> _Required action_
If a line in the data below contains the word "badge", copy it out.

-- Opening Marker --

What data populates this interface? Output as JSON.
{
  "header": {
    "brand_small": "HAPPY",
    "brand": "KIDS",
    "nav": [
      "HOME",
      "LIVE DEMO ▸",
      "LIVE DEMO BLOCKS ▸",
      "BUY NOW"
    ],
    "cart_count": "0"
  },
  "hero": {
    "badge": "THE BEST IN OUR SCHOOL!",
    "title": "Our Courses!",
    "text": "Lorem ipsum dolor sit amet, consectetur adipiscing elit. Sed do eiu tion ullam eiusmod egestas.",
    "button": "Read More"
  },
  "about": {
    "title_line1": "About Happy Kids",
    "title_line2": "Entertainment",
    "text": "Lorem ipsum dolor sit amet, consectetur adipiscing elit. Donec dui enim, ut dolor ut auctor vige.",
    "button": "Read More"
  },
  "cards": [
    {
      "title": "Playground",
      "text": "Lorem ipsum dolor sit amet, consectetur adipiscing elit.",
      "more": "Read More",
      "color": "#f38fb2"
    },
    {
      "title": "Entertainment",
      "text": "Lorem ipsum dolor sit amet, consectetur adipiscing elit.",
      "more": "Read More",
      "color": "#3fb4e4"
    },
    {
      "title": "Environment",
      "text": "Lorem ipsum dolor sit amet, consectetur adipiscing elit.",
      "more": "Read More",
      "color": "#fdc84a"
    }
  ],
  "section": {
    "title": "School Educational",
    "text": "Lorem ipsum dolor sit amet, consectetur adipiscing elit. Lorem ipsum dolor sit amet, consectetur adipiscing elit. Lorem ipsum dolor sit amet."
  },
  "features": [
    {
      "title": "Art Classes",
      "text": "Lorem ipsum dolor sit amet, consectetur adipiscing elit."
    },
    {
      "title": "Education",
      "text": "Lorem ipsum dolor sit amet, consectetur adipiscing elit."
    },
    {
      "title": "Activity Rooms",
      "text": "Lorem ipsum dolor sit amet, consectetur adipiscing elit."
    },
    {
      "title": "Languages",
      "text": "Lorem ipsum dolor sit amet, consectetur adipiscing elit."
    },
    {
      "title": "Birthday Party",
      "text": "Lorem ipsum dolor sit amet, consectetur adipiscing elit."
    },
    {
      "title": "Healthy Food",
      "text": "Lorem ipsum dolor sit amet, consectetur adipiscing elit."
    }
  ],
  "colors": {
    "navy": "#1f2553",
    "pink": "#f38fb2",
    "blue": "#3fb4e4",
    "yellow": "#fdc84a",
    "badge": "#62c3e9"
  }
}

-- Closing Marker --

> _Task answer_
    "badge": "THE BEST IN OUR SCHOOL!",
    "badge": "#62c3e9"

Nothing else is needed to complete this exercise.